RAW DATA START
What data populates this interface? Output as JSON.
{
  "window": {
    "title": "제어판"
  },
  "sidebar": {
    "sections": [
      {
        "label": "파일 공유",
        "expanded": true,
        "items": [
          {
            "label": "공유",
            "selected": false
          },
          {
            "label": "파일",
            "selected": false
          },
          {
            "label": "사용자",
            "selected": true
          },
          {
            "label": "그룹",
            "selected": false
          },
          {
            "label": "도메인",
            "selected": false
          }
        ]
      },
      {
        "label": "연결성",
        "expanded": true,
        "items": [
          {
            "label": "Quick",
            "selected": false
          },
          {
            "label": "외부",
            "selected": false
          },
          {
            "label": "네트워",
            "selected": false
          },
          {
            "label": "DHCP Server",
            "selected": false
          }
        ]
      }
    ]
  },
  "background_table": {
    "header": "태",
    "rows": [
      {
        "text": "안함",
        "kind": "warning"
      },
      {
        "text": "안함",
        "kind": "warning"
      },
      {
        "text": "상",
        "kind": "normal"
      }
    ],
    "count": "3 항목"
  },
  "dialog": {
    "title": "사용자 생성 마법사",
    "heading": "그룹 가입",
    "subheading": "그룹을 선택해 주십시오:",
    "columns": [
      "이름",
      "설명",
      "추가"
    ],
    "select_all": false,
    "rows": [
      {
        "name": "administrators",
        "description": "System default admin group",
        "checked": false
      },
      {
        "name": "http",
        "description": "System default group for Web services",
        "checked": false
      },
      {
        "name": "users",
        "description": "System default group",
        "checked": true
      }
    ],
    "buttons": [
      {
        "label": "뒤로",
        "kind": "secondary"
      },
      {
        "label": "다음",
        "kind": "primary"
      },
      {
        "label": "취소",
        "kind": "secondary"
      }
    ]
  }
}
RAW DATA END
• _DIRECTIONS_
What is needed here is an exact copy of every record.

• _EXPECTED ANSWER_
What data populates this interface? Output as JSON.
{
  "window": {
    "title": "제어판"
  },
  "sidebar": {
    "sections": [
      {
        "label": "파일 공유",
        "expanded": true,
        "items": [
          {
            "label": "공유",
            "selected": false
          },
          {
            "label": "파일",
            "selected": false
          },
          {
            "label": "사용자",
            "selected": true
          },
          {
            "label": "그룹",
            "selected": false
          },
          {
            "label": "도메인",
            "selected": false
          }
        ]
      },
      {
        "label": "연결성",
        "expanded": true,
        "items": [
          {
            "label": "Quick",
            "selected": false
          },
          {
            "label": "외부",
            "selected": false
          },
          {
            "label": "네트워",
            "selected": false
          },
          {
            "label": "DHCP Server",
            "selected": false
          }
        ]
      }
    ]
  },
  "background_table": {
    "header": "태",
    "rows": [
      {
        "text": "안함",
        "kind": "warning"
      },
      {
        "text": "안함",
        "kind": "warning"
      },
      {
        "text": "상",
        "kind": "normal"
      }
    ],
    "count": "3 항목"
  },
  "dialog": {
    "title": "사용자 생성 마법사",
    "heading": "그룹 가입",
    "subheading": "그룹을 선택해 주십시오:",
    "columns": [
      "이름",
      "설명",
      "추가"
    ],
    "select_all": false,
    "rows": [
      {
        "name": "administrators",
        "description": "System default admin group",
        "checked": false
      },
      {
        "name": "http",
        "description": "System default group for Web services",
        "checked": false
      },
      {
        "name": "users",
        "description": "System default group",
        "checked": true
      }
    ],
    "buttons": [
      {
        "label": "뒤로",
        "kind": "secondary"
      },
      {
        "label": "다음",
        "kind": "primary"
      },
      {
        "label": "취소",
        "kind": "secondary"
      }
    ]
  }
}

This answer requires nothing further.